(WHAT IS REQUIRED):
Count every line below in which "root" occurs, then give only the count.

[PROVIDED DATA Boundary: Start]

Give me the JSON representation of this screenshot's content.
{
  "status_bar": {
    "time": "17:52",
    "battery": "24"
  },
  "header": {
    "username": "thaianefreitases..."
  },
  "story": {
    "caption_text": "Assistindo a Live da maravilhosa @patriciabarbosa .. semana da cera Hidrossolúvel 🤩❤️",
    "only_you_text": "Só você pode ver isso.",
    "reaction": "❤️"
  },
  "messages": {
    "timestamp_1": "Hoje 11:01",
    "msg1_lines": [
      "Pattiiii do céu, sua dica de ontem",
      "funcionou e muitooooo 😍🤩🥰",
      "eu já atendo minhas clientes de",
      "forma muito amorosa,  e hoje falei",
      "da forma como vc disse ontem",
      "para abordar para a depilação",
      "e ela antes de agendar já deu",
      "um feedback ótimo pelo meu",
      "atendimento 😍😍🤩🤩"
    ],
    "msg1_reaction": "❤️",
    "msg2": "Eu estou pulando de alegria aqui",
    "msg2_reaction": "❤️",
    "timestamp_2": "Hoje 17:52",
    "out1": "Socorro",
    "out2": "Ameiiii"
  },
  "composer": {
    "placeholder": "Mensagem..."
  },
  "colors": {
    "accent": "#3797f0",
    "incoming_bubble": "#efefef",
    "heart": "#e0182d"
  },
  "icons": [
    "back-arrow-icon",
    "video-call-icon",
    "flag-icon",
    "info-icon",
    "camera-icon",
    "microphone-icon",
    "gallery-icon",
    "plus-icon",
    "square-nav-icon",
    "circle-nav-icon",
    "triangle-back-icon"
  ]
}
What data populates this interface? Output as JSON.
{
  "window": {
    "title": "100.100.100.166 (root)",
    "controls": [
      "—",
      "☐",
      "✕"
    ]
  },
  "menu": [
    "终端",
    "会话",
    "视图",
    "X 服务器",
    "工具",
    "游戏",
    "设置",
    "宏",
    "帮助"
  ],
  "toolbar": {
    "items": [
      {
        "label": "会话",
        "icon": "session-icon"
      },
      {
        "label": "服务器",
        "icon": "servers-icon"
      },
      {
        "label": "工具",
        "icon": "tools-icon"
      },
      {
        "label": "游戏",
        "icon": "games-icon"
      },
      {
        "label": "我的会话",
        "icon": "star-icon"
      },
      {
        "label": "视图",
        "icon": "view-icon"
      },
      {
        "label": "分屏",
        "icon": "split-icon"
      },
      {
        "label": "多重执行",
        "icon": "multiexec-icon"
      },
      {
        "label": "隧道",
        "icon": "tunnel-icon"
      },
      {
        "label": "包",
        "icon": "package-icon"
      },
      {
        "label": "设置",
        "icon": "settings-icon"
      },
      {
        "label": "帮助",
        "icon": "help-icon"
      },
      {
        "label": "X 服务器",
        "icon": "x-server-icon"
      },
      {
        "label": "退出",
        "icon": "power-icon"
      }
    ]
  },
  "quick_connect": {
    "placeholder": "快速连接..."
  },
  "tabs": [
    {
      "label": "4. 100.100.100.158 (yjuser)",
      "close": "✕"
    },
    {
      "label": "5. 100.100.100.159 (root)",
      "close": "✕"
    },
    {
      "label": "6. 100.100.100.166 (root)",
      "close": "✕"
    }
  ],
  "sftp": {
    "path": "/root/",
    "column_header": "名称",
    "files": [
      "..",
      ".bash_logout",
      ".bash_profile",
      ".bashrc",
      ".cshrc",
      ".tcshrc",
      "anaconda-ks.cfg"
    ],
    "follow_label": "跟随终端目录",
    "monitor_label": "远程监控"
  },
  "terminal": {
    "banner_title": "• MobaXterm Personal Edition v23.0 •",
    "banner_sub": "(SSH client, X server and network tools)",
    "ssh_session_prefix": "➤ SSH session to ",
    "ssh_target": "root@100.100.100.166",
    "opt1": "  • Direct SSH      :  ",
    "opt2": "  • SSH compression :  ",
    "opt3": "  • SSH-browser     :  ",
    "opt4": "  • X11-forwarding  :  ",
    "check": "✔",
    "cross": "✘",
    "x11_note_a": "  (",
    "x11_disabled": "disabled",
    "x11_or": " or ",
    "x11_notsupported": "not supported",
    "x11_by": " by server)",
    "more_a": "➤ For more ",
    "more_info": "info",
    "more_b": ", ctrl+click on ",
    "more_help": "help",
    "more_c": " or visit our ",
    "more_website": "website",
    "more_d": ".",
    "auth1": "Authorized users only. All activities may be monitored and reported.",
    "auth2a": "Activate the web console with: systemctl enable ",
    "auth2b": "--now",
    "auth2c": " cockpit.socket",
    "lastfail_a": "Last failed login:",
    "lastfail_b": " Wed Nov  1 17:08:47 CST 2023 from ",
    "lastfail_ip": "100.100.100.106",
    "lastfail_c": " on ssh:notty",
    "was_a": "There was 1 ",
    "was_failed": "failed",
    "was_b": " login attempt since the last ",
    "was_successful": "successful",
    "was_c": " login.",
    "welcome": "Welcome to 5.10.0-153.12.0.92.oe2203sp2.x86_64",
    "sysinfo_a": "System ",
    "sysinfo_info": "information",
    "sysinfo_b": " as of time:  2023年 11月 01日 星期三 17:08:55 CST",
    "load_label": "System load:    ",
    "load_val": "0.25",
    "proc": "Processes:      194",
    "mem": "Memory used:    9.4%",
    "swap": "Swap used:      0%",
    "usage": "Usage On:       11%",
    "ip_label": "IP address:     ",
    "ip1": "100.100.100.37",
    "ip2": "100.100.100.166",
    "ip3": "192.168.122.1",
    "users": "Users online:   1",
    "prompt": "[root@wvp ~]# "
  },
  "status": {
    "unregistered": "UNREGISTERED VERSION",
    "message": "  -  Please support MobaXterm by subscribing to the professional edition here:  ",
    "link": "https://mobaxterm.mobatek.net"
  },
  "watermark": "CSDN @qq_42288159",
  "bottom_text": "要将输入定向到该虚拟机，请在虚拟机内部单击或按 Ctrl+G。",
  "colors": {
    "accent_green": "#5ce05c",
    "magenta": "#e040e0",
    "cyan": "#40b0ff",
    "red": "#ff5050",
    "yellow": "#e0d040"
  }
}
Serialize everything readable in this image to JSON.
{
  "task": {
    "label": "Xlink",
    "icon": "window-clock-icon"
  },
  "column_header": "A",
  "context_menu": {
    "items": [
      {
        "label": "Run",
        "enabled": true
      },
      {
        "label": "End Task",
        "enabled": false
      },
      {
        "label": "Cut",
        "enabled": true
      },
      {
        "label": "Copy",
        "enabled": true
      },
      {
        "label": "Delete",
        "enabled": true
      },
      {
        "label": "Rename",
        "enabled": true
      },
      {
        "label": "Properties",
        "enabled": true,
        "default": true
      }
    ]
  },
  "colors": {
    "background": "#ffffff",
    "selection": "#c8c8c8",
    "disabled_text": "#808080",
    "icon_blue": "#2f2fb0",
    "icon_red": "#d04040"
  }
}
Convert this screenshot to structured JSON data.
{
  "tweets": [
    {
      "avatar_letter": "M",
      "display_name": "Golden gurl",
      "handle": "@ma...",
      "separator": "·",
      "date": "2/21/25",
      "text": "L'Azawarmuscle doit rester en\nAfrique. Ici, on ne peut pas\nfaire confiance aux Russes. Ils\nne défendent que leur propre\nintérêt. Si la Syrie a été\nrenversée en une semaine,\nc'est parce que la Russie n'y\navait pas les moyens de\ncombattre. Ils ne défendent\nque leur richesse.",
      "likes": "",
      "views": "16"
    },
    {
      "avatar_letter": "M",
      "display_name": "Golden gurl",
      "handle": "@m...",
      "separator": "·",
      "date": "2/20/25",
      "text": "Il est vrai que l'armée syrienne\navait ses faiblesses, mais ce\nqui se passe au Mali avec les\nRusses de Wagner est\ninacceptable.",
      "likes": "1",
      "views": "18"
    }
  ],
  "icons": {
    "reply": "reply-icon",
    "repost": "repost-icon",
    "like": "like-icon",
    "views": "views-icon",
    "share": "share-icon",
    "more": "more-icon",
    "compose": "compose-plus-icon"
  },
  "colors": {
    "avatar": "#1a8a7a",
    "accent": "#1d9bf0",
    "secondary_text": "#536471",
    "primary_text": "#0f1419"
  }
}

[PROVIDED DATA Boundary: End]

(EXPECTED ANSWER):
6